The New York Governor is NOT gonna just remain quiet on this….
He is also interpreting the temporary ruling from court very narrowly….
Others believe it applies everywhere….
Gov. Andrew M. Cuomo accused the U.S. Supreme Court of political partisanship on Thursday after the justices narrowly rejected his coronavirus-based restrictions on religious services. He played down the impact of the ruling, suggesting that it was a reflection of the court’s emboldened new conservative majority.
Regardless of the governor’s interpretation, the decision by the Supreme Court late on Wednesday to suspend the 10- and 25-person capacity limitations on churches and other houses of worship in New York would seem to be a sharp rebuke to Mr. Cuomo, who had previously won a series of legal battles over his emergency powers.
“You have a different court, and I think that was the statement that the court was making,” the governor said, noting worries in some quarters after President Trump nominated three conservative justices on the Supreme Court in the past four years. “We know who he appointed to the court.

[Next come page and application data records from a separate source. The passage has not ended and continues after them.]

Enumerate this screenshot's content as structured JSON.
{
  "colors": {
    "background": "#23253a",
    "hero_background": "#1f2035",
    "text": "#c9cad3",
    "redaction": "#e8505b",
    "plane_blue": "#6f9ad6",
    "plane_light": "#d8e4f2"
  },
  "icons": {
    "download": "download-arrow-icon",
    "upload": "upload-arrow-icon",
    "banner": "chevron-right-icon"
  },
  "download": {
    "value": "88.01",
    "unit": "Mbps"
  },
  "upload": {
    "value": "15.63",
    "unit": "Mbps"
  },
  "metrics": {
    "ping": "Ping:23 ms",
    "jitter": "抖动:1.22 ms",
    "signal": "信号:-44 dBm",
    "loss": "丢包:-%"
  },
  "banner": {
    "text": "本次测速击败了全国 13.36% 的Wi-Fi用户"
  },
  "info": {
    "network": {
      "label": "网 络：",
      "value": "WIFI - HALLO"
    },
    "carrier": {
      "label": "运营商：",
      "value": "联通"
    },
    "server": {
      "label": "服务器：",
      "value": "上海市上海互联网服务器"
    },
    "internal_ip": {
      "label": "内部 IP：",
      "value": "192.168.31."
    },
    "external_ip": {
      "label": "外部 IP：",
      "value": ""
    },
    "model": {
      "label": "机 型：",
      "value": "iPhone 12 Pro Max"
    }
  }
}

We know their ideology.”
Mr. Cuomo, a third-term Democrat, insisted that the 5-4 decision “doesn’t have any practical effect” because the restrictions on religious services in Brooklyn, as well as similar ones in Queens and the city’s northern suburbs, had since been eased after the positive test rates in those areas had declined.

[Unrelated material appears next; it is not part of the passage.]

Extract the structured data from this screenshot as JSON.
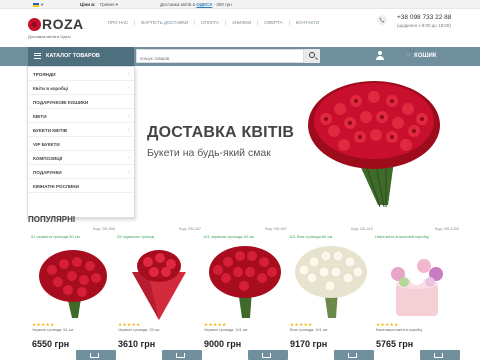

But less stringent capacity restrictions, also rejected by the Supreme Court’s decision, are still in place in six other counties, including in Staten Island.
After Mr. Cuomo’s remarks, Beth Garvey, his legal counsel, said that the state believed the court’s opinion affected only the now-lapsed restrictions in Brooklyn, and that the other six zones would remain intact…
The decision represented something of a Thanksgiving gift for Catholics and Orthodox Jews, who had blasted Mr. Cuomo’s rules as a profound, and unfair, restriction on their First Amendment freedom of religion…
The joy at the high court’s decision was shared in Orthodox Jewish enclaves, which had been a focal point of the restrictions last month, after spikes of coronavirus cases in those communities. Those increases, after months of successful suppression of the virus, prompted the governor’s capacity restrictions to be put in place in early October on houses of worship — of any denomination — in Brooklyn, Queens and two of the city’s northern suburbs, Rockland and Orange Counties….
NY Gov Cuomo response to Supreme’s ruling….
Cuomo downplayed the high court ruling — 5 to 4, issued Wednesday night — in the case Roman Catholic Diocese of Brooklyn, New York v. Andrew M. Cuomo, Governor of New York, that sided with religious challengers on First Amendment grounds and barred the state from enforcing certain limits on attendance at churches, synagogues and other houses of worship.
He said the rules being challenged — imposed in parts of Brooklyn with particularly high infectious rates — had already ended.
“It’s irrelevant from any practical impact, because the zone that they were talking about has already been moot — it expired last week. So I think this was really just an opportunity for the court to express its philosophy and politics. It doesn’t have any practical effect,” Cuomo said. “And in terms of religious gatherings, look, I’m a former altar boy. Catholic, Catholic grammar school, Catholic high school, Jesuits at college, so I fully respect religion, and if there’s a time in life when we need it, the time is now, but we want to make sure we keep people safe at the same time. And that’s the balance we’re trying to hit.”…